#### PROBLEM REQUIREMENTS:
The only acceptable reply is the number of lines in the material below that hold "South".
***
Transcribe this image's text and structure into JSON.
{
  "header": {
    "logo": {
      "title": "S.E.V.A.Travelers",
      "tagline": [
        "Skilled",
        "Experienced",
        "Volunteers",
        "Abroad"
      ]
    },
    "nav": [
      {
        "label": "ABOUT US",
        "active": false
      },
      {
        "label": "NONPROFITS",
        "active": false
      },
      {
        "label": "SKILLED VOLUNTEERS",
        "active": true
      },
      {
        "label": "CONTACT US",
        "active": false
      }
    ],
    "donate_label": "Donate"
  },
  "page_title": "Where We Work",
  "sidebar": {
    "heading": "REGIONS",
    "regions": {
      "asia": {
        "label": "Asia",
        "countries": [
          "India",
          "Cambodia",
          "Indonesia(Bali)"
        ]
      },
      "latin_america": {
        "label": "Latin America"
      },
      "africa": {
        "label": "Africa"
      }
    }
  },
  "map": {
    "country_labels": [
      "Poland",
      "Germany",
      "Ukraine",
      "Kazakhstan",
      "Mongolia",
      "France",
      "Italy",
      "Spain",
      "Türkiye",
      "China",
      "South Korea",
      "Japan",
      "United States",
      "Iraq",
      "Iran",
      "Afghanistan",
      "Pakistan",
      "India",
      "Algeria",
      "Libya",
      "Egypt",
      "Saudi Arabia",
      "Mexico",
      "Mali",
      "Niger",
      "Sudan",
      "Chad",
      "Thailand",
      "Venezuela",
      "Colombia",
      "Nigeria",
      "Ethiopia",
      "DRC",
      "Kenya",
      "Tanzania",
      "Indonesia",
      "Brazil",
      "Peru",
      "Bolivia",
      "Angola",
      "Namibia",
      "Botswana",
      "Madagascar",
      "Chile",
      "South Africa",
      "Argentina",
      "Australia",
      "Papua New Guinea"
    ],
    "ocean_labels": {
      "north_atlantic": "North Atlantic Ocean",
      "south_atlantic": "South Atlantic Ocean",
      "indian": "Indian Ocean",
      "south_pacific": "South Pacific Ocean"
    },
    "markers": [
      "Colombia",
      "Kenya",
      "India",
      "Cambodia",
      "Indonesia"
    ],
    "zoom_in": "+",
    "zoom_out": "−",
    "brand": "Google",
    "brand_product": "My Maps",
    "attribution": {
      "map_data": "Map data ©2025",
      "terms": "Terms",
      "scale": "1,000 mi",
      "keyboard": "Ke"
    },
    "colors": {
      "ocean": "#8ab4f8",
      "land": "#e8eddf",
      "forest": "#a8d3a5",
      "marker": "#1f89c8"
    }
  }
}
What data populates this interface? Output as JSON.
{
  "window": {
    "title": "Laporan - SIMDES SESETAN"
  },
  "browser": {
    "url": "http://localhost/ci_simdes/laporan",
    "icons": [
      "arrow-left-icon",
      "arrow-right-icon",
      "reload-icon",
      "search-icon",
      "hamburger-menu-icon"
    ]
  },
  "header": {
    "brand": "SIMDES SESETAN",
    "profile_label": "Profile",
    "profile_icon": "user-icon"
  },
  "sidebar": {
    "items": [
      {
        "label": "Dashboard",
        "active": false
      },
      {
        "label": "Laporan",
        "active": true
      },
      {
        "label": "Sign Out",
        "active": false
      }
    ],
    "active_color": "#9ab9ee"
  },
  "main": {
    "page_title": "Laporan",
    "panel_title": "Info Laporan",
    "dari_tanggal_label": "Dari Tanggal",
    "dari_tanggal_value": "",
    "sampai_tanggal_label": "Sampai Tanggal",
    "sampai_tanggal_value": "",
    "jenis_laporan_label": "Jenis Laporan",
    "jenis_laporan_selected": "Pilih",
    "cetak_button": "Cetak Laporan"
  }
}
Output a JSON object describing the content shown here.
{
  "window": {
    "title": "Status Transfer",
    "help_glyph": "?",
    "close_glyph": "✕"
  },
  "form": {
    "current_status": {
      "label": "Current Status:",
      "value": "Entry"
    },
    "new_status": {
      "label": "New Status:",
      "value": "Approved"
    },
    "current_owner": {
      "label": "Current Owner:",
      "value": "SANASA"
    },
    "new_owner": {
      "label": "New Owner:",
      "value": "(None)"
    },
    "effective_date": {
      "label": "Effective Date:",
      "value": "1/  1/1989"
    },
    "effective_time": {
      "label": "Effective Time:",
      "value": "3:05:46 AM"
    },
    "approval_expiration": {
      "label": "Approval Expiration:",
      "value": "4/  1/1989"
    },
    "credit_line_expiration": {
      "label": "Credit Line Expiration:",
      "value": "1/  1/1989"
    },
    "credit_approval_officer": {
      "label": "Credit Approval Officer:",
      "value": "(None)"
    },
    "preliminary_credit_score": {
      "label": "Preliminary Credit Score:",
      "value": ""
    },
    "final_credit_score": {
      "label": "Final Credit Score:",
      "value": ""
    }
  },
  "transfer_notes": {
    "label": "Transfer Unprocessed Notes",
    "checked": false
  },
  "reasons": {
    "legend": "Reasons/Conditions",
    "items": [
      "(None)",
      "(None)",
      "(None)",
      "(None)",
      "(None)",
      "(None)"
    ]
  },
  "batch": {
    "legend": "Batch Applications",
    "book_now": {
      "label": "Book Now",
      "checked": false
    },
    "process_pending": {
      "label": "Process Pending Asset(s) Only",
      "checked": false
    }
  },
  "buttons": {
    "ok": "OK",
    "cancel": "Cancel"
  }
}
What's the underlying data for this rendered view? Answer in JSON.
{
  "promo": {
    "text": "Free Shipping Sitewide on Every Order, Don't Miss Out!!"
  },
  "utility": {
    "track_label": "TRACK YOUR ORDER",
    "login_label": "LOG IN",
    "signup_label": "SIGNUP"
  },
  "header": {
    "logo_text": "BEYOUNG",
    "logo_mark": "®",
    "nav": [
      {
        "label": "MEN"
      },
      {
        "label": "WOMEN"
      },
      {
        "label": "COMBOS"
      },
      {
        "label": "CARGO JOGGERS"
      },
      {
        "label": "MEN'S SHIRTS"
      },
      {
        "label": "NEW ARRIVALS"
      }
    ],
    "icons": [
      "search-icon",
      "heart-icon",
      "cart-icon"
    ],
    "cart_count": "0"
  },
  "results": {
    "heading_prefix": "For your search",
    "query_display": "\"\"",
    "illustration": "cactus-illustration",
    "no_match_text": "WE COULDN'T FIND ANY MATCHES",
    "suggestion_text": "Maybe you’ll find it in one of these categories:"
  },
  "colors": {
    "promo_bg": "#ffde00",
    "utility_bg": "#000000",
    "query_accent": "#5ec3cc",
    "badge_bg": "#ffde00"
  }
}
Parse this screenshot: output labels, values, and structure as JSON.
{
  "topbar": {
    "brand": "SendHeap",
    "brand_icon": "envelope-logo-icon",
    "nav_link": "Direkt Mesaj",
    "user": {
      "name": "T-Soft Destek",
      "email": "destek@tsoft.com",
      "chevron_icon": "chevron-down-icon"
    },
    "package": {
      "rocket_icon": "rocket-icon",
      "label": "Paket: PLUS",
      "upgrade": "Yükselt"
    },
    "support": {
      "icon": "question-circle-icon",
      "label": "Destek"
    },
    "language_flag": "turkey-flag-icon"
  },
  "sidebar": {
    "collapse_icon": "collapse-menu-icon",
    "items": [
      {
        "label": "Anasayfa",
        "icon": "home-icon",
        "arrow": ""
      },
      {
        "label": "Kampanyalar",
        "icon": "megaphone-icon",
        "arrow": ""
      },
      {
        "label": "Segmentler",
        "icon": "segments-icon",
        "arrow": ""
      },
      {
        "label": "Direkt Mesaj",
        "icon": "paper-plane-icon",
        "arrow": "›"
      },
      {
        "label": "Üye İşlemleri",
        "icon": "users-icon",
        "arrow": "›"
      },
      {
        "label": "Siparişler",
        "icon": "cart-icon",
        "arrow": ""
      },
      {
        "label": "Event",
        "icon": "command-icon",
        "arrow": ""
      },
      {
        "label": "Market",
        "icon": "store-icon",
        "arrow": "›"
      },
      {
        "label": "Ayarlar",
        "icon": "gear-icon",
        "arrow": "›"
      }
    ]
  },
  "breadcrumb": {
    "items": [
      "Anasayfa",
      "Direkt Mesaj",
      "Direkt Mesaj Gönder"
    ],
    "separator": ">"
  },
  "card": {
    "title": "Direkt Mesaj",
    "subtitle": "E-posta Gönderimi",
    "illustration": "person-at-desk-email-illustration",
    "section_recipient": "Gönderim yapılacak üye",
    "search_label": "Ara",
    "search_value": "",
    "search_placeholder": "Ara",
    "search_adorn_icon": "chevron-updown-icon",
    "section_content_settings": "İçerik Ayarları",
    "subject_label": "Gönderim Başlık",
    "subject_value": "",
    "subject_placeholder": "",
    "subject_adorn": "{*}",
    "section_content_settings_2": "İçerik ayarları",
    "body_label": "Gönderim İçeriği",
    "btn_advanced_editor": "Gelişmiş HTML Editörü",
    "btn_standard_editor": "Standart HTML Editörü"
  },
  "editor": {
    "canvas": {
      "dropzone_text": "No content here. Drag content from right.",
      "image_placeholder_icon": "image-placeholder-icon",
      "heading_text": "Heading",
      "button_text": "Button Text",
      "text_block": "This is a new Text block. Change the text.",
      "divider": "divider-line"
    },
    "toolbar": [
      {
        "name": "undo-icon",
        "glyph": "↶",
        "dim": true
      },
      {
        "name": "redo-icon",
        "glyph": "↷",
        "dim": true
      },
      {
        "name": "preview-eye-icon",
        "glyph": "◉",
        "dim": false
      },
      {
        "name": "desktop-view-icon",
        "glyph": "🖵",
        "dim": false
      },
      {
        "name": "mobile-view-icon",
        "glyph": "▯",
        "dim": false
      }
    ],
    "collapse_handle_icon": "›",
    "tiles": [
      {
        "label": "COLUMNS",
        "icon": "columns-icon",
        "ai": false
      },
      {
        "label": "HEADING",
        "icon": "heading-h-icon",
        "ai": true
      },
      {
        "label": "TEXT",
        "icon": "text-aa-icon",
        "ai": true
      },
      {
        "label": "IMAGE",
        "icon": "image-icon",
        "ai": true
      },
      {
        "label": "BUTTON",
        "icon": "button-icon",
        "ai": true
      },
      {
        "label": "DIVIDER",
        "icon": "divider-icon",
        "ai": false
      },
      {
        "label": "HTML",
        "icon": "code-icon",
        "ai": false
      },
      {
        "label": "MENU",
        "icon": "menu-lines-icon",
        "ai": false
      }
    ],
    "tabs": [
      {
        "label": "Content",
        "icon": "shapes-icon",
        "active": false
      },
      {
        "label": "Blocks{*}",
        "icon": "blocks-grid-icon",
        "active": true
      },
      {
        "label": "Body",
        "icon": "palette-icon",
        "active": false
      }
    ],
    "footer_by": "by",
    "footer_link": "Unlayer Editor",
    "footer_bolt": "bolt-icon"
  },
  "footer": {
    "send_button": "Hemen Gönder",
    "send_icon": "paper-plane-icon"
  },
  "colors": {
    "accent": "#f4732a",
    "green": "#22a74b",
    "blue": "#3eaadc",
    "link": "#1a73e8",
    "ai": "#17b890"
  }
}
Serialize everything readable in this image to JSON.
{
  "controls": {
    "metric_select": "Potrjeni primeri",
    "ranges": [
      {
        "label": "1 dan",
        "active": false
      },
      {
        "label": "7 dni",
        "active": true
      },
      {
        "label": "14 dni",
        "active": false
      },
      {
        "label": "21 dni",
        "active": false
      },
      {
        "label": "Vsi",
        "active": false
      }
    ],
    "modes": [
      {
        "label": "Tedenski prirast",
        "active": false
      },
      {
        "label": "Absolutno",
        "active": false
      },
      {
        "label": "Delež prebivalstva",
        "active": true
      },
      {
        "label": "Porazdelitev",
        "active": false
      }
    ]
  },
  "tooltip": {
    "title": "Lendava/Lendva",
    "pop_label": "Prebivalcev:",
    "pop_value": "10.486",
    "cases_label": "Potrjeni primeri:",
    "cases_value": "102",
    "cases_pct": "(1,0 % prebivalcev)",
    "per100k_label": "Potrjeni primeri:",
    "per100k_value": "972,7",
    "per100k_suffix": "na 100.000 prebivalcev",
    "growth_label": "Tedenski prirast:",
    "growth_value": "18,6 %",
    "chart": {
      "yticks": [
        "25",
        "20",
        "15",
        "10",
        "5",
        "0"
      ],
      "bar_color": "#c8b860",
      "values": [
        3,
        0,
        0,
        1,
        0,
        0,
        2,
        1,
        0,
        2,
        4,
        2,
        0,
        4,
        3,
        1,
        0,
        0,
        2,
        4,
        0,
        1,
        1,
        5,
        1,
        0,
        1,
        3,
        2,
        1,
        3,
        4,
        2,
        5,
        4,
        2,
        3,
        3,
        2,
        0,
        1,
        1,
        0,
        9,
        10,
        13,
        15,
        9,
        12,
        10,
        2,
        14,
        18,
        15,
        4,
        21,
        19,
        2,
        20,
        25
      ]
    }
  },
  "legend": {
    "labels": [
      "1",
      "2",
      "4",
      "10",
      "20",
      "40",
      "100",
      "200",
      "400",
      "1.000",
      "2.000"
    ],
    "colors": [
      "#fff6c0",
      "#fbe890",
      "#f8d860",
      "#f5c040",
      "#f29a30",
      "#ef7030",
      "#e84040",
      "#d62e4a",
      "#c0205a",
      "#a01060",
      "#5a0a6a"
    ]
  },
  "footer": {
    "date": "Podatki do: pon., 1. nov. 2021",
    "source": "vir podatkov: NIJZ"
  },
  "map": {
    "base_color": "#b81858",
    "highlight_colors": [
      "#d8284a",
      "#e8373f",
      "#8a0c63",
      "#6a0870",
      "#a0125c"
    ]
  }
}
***
#### THE COMPLETED TASK:
4